“I’d already decided to pursue a career in emergency medicine before this happened, but it really reinforced my desire to be equipped with the tools to provide hope and healing in critical situations,” Scott said.
Weeks after her accident, Scott learned she had been awarded the Emergency Medicine Residents’ Association “45 under 45” award, the only medical student in the country to receive that honor.
On May 28, when Scott receives her M.D. from HMS, it will be the third advanced degree she has earned since graduating in 2006 from University of California, Davis.
In 2007, she received a M.Phil. in public health from the University of Cambridge, England, focusing on modernizing public health systems in Bulgaria, followed by a Rotary Ambassadorial Scholarship to serve in Nicaragua, where she helped support rainwater harvesting projects and other innovations to relieve poverty.
In 2015, Scott received a Ph.D. in health policy from Harvard’s Graduate School of Arts and Sciences, concentrating on political analysis and global health quality. She subsequently served as a research fellow to the Minister of Health in Rwanda, an experience she describes as “nothing short of transformative.” Throughout medical school, she has returned to Rwanda nearly every year to visit her colleagues, most recently to attend the 2019 Women’s Leaders in Global Health in Kigali.
Looking back at her HMS education, Scott says her third year was particularly memorable. Preparing for a March 2019 site visit of the Liaison Committee on Medical Education (LCME), a reaccreditation review that occurs every eight years, the School’s administration recruited Scott to co-lead the team of students involved in the self-study process.
The team was responsible for creating and implementing a survey of the entire student body, designed to capture student satisfaction levels in various domains of the School. Achieving a 99 percent response rate, the group submitted a detailed report to the LCME and worked with HMS deans to develop action plans to improve satisfaction in several areas.

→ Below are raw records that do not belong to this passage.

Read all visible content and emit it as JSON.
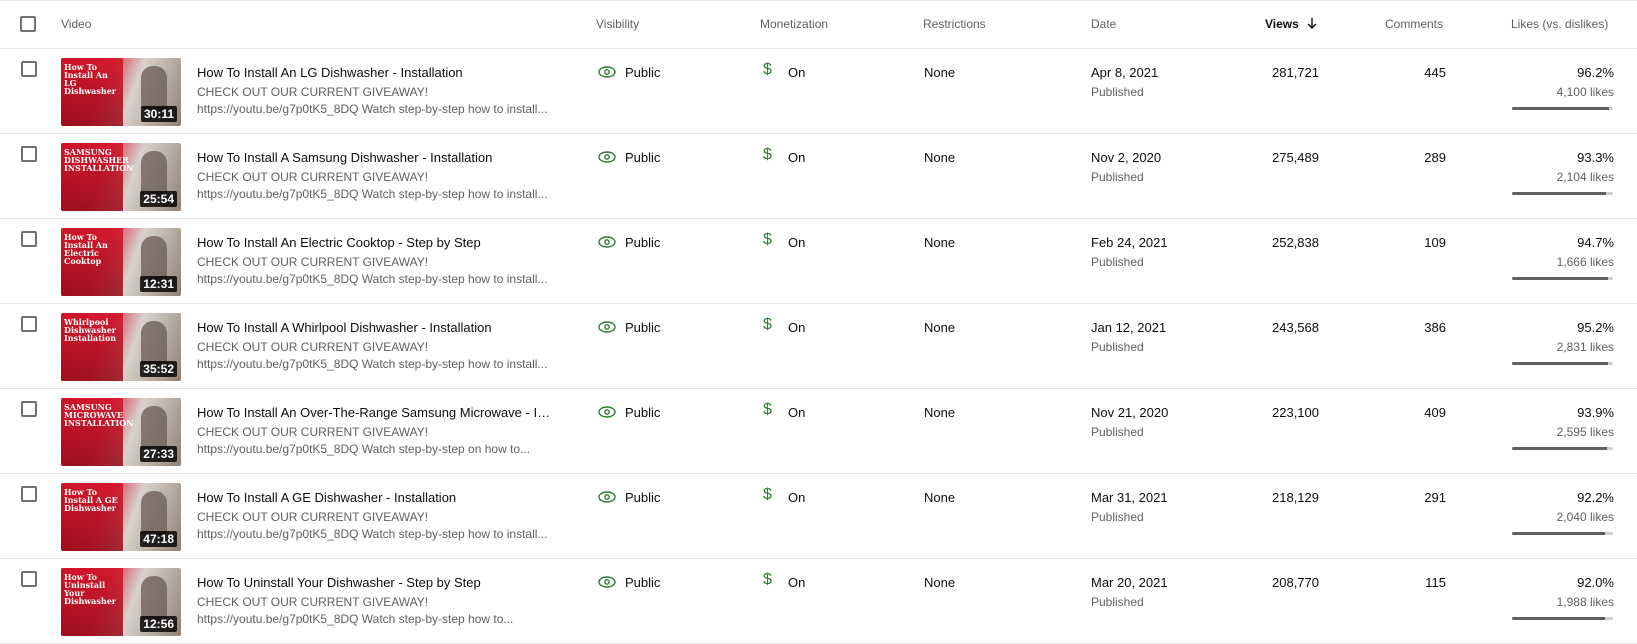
{
  "header": {
    "video": "Video",
    "visibility": "Visibility",
    "monetization": "Monetization",
    "restrictions": "Restrictions",
    "date": "Date",
    "views": "Views",
    "views_sort_icon": "arrow-down-icon",
    "comments": "Comments",
    "likes": "Likes (vs. dislikes)"
  },
  "rows": [
    {
      "thumb_text": "How To Install An LG Dishwasher",
      "duration": "30:11",
      "title": "How To Install An LG Dishwasher - Installation",
      "desc1": "CHECK OUT OUR CURRENT GIVEAWAY!",
      "desc2": "https://youtu.be/g7p0tK5_8DQ Watch step-by-step how to install...",
      "visibility": "Public",
      "monetization": "On",
      "restrictions": "None",
      "date": "Apr 8, 2021",
      "status": "Published",
      "views": "281,721",
      "comments": "445",
      "like_pct": "96.2%",
      "likes": "4,100 likes",
      "like_ratio": 0.962
    },
    {
      "thumb_text": "SAMSUNG DISHWASHER INSTALLATION",
      "duration": "25:54",
      "title": "How To Install A Samsung Dishwasher - Installation",
      "desc1": "CHECK OUT OUR CURRENT GIVEAWAY!",
      "desc2": "https://youtu.be/g7p0tK5_8DQ Watch step-by-step how to install...",
      "visibility": "Public",
      "monetization": "On",
      "restrictions": "None",
      "date": "Nov 2, 2020",
      "status": "Published",
      "views": "275,489",
      "comments": "289",
      "like_pct": "93.3%",
      "likes": "2,104 likes",
      "like_ratio": 0.933
    },
    {
      "thumb_text": "How To Install An Electric Cooktop",
      "duration": "12:31",
      "title": "How To Install An Electric Cooktop - Step by Step",
      "desc1": "CHECK OUT OUR CURRENT GIVEAWAY!",
      "desc2": "https://youtu.be/g7p0tK5_8DQ Watch step-by-step how to install...",
      "visibility": "Public",
      "monetization": "On",
      "restrictions": "None",
      "date": "Feb 24, 2021",
      "status": "Published",
      "views": "252,838",
      "comments": "109",
      "like_pct": "94.7%",
      "likes": "1,666 likes",
      "like_ratio": 0.947
    },
    {
      "thumb_text": "Whirlpool Dishwasher Installation",
      "duration": "35:52",
      "title": "How To Install A Whirlpool Dishwasher - Installation",
      "desc1": "CHECK OUT OUR CURRENT GIVEAWAY!",
      "desc2": "https://youtu.be/g7p0tK5_8DQ Watch step-by-step how to install...",
      "visibility": "Public",
      "monetization": "On",
      "restrictions": "None",
      "date": "Jan 12, 2021",
      "status": "Published",
      "views": "243,568",
      "comments": "386",
      "like_pct": "95.2%",
      "likes": "2,831 likes",
      "like_ratio": 0.952
    },
    {
      "thumb_text": "SAMSUNG MICROWAVE INSTALLATION",
      "duration": "27:33",
      "title": "How To Install An Over-The-Range Samsung Microwave - Ins...",
      "desc1": "CHECK OUT OUR CURRENT GIVEAWAY!",
      "desc2": "https://youtu.be/g7p0tK5_8DQ Watch step-by-step on how to...",
      "visibility": "Public",
      "monetization": "On",
      "restrictions": "None",
      "date": "Nov 21, 2020",
      "status": "Published",
      "views": "223,100",
      "comments": "409",
      "like_pct": "93.9%",
      "likes": "2,595 likes",
      "like_ratio": 0.939
    },
    {
      "thumb_text": "How To Install A GE Dishwasher",
      "duration": "47:18",
      "title": "How To Install A GE Dishwasher - Installation",
      "desc1": "CHECK OUT OUR CURRENT GIVEAWAY!",
      "desc2": "https://youtu.be/g7p0tK5_8DQ Watch step-by-step how to install...",
      "visibility": "Public",
      "monetization": "On",
      "restrictions": "None",
      "date": "Mar 31, 2021",
      "status": "Published",
      "views": "218,129",
      "comments": "291",
      "like_pct": "92.2%",
      "likes": "2,040 likes",
      "like_ratio": 0.922
    },
    {
      "thumb_text": "How To Uninstall Your Dishwasher",
      "duration": "12:56",
      "title": "How To Uninstall Your Dishwasher - Step by Step",
      "desc1": "CHECK OUT OUR CURRENT GIVEAWAY!",
      "desc2": "https://youtu.be/g7p0tK5_8DQ Watch step-by-step how to...",
      "visibility": "Public",
      "monetization": "On",
      "restrictions": "None",
      "date": "Mar 20, 2021",
      "status": "Published",
      "views": "208,770",
      "comments": "115",
      "like_pct": "92.0%",
      "likes": "1,988 likes",
      "like_ratio": 0.92
    }
  ],
  "colors": {
    "monetization_icon": "#2e7d32",
    "visibility_icon": "#2e7d32",
    "thumb_red": "#c3152a"
  }
}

Impressed by Scott’s leadership at HMS, in her fourth year the LCME asked her to be one of only two student representatives on the national committee, an honor with full voting privileges. The 19-member committee, which includes medical school deans and senior faculty, meets three times a year, usually in Chicago, to review other medical schools’ reaccreditation reports.
In March 2020, when Scott was serving her final HMS clinical rotation in the emergency room, the COVID-19 crisis interrupted clinical duties. Refusing to stay idle, she stepped up to co-lead a team of HMS students in their response, which included creating a COVID-19 curriculum for medical students and providing support for vulnerable populations in Boston, such as the homeless and elderly. She soon will join a class of 16 interns in emergency medicine at the University of Michigan, where her husband is on the faculty in trauma and critical care surgery.
Beyond her medical education interests, Scott was awarded the 2018 Samuel Katims Young Scholar in Humanism Award from the American College of Medical Quality and the 2019 American Medical Association Foundation’s Herman E. Diskin MD Memorial Physicians of Tomorrow Scholarship. At Harvard’s Honoring the Class of 2020 online ceremony this year, she will be among four graduating HMS students to receive the Massachusetts Medical Society’s Medical Student Scholar Award.
In September, Scott hopes to rejoin fellow runners in the Team With A Vision group to try to run the historic Boston Marathon one more time.
“The pandemic has created challenging times right now,” she said. “Yet amid all this uncertainty, I cannot help but feel certain that every day is a gift. So let’s make the most of it.”